Many states, in addition to the IRS, have adopted guidelines and definitions about independent contractors, but there is still confusion about what this means for employers. In the majority of locations, rules regarding independent contractors relate to what level of control the employer has over a product or service specifically related to whether the employer defines what is being done and how it will be done.
Other principles refer to independent contractor status in relation to how the person is paid. An individual who is on payroll and receives a regular check will be classified as an employee as opposed to an independent contractor.
In order to determine whether someone should be classified as an independent contractor, there are several other factors to consider, including:
- Whether the worker can be discharged from employment at any time
- Whether the worker can choose not to come to work without fear of losing his/her employment
- If the worker supplies the materials, tools, and equipment to do the job
- Whether the worker can control the hours of employment
- Whether the work conditions are temporary or permanent
Misclassifying a worker can have dire ramifications for a company in terms of legal disputes. An employee or worker who believes that he or she has not been classified correctly can file a legal claim regarding his or her rights. An employer who has questions about the best way to classify someone should get legal counsel first to determine whether the relationship appears to meet the guidelines to be classified as an employee or independent contractor.
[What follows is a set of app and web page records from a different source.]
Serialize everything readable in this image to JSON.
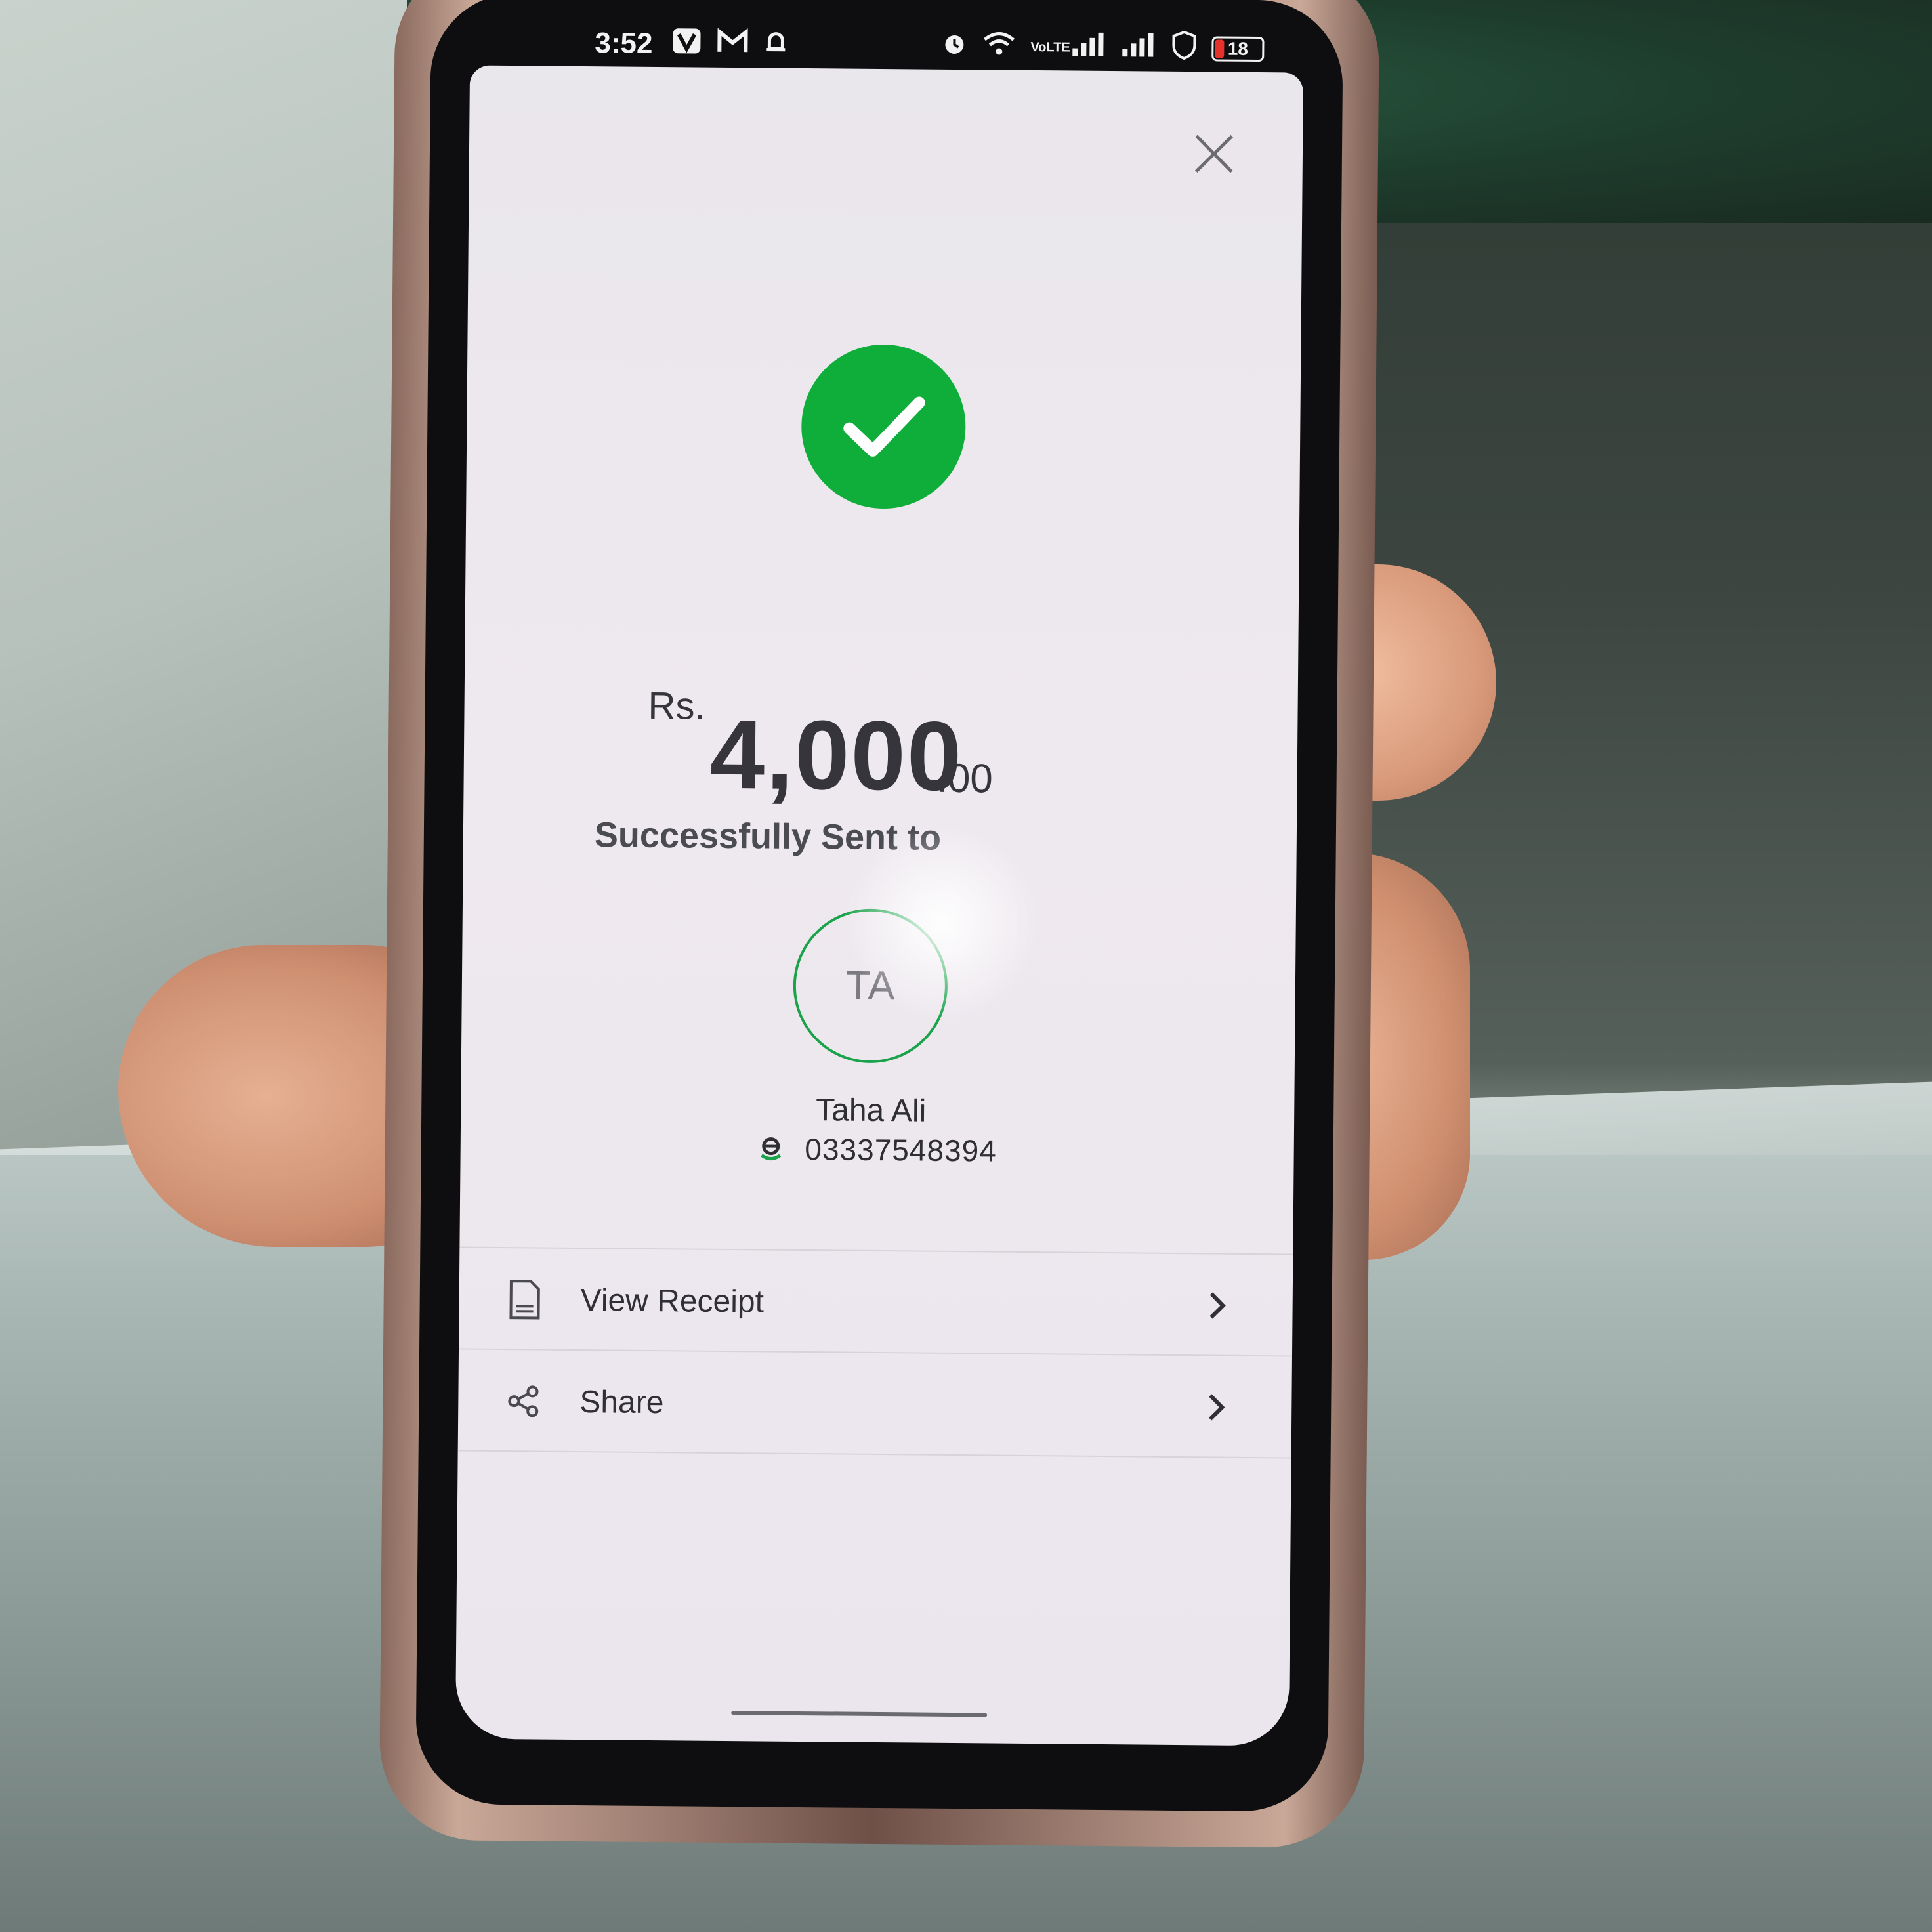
{
  "status_bar": {
    "time": "3:52",
    "icons_left": [
      "v-icon",
      "gmail-icon",
      "bell-icon"
    ],
    "icons_right": [
      "alarm-icon",
      "wifi-icon",
      "volte-icon",
      "signal-icon",
      "signal-icon",
      "shield-icon"
    ],
    "battery": "18",
    "volte_label": "VoLTE"
  },
  "screen": {
    "close_icon": "close-icon",
    "success_icon": "check-icon",
    "success_color": "#0fae3a",
    "amount": {
      "currency": "Rs.",
      "major": "4,000",
      "minor": ".00"
    },
    "status_text": "Successfully Sent to",
    "recipient": {
      "initials": "TA",
      "name": "Taha Ali",
      "number": "03337548394",
      "wallet_icon": "easypaisa-icon"
    },
    "actions": [
      {
        "label": "View Receipt",
        "icon": "receipt-icon"
      },
      {
        "label": "Share",
        "icon": "share-icon"
      }
    ],
    "accent_color": "#1aa34a"
  }
}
There are legal consequences with regard to defining this relationship in the wrong way, so the circumstances of the employment, the employee’s responsibilities, and other factors should all be evaluated carefully.